Filter the listing below, please, and copy only the lines with the word "JSON".

• • • • •

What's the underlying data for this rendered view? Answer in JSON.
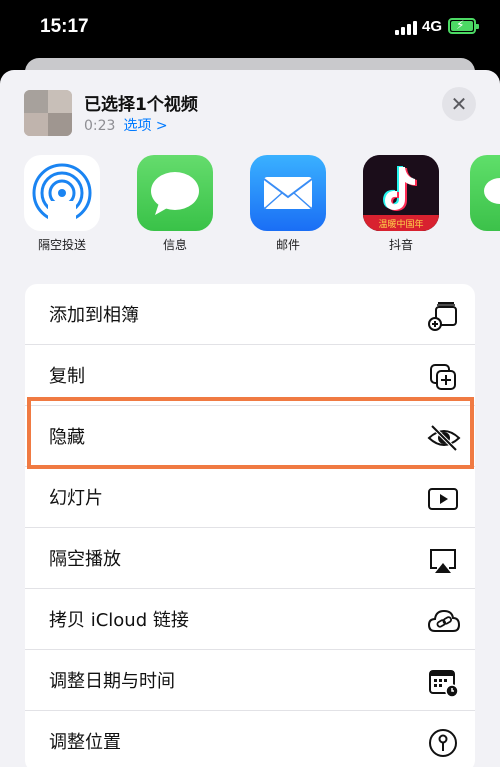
{
  "status_bar": {
    "time": "15:17",
    "network": "4G"
  },
  "share_header": {
    "title": "已选择1个视频",
    "duration": "0:23",
    "options_label": "选项 >",
    "close_icon": "close-icon"
  },
  "apps": [
    {
      "label": "隔空投送",
      "icon": "airdrop-icon"
    },
    {
      "label": "信息",
      "icon": "messages-icon"
    },
    {
      "label": "邮件",
      "icon": "mail-icon"
    },
    {
      "label": "抖音",
      "icon": "douyin-icon",
      "icon_text": "温暖中国年"
    },
    {
      "label": "",
      "icon": "wechat-icon"
    }
  ],
  "actions": [
    {
      "label": "添加到相簿",
      "icon": "add-to-album-icon"
    },
    {
      "label": "复制",
      "icon": "copy-icon"
    },
    {
      "label": "隐藏",
      "icon": "eye-slash-icon",
      "highlighted": true
    },
    {
      "label": "幻灯片",
      "icon": "play-icon"
    },
    {
      "label": "隔空播放",
      "icon": "airplay-icon"
    },
    {
      "label": "拷贝 iCloud 链接",
      "icon": "cloud-link-icon"
    },
    {
      "label": "调整日期与时间",
      "icon": "calendar-icon"
    },
    {
      "label": "调整位置",
      "icon": "location-pin-icon"
    }
  ],
  "colors": {
    "highlight": "#f07a42",
    "accent": "#007aff"
  }
}
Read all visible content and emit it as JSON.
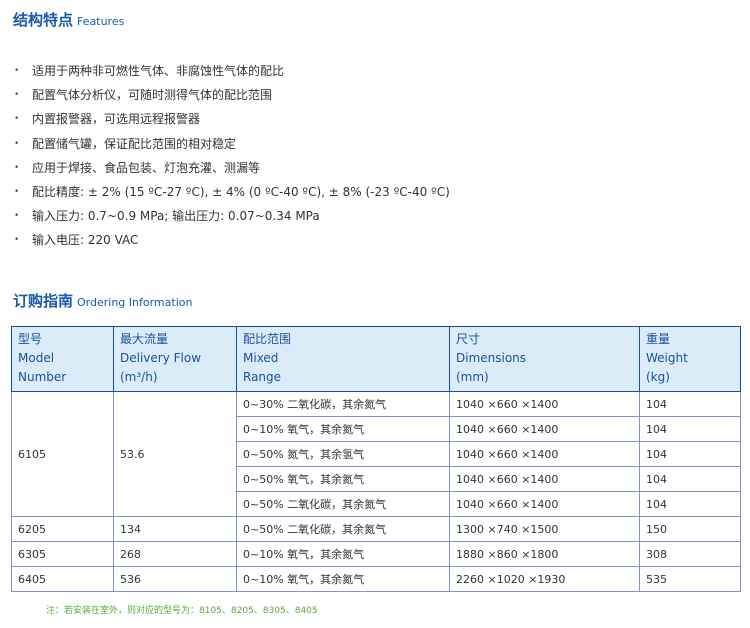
{
  "features": {
    "title_zh": "结构特点",
    "title_en": "Features",
    "bullet": "•",
    "items": [
      "适用于两种非可燃性气体、非腐蚀性气体的配比",
      "配置气体分析仪，可随时测得气体的配比范围",
      "内置报警器，可选用远程报警器",
      "配置储气罐，保证配比范围的相对稳定",
      "应用于焊接、食品包装、灯泡充灌、测漏等",
      "配比精度: ± 2% (15 ºC-27 ºC), ± 4% (0 ºC-40 ºC), ± 8% (-23 ºC-40 ºC)",
      "输入压力: 0.7~0.9 MPa; 输出压力: 0.07~0.34 MPa",
      "输入电压: 220 VAC"
    ]
  },
  "ordering": {
    "title_zh": "订购指南",
    "title_en": "Ordering Information",
    "headers": {
      "model": [
        "型号",
        "Model",
        "Number"
      ],
      "flow": [
        "最大流量",
        "Delivery Flow",
        "(m³/h)"
      ],
      "range": [
        "配比范围",
        "Mixed",
        "Range"
      ],
      "dimensions": [
        "尺寸",
        "Dimensions",
        "(mm)"
      ],
      "weight": [
        "重量",
        "Weight",
        "(kg)"
      ]
    },
    "rows": [
      {
        "model": "6105",
        "flow": "53.6",
        "range": "0~30% 二氧化碳，其余氮气",
        "dimensions": "1040 ×660 ×1400",
        "weight": "104"
      },
      {
        "range": "0~10% 氧气，其余氮气",
        "dimensions": "1040 ×660 ×1400",
        "weight": "104"
      },
      {
        "range": "0~50% 氮气，其余氢气",
        "dimensions": "1040 ×660 ×1400",
        "weight": "104"
      },
      {
        "range": "0~50% 氧气，其余氮气",
        "dimensions": "1040 ×660 ×1400",
        "weight": "104"
      },
      {
        "range": "0~50% 二氧化碳，其余氮气",
        "dimensions": "1040 ×660 ×1400",
        "weight": "104"
      },
      {
        "model": "6205",
        "flow": "134",
        "range": "0~50% 二氧化碳，其余氮气",
        "dimensions": "1300 ×740 ×1500",
        "weight": "150"
      },
      {
        "model": "6305",
        "flow": "268",
        "range": "0~10% 氧气，其余氮气",
        "dimensions": "1880 ×860 ×1800",
        "weight": "308"
      },
      {
        "model": "6405",
        "flow": "536",
        "range": "0~10% 氧气，其余氮气",
        "dimensions": "2260 ×1020 ×1930",
        "weight": "535"
      }
    ],
    "note": "注：若安装在室外，则对应的型号为：8105、8205、8305、8405"
  },
  "colors": {
    "title_blue": "#1a5aa8",
    "header_bg": "#d9ecf7",
    "header_text": "#1f4fa0",
    "note_green": "#5aab3a"
  }
}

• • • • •

## [REPLY]
What's the underlying data for this rendered view? Answer in JSON.
Read all visible content and emit it as JSON.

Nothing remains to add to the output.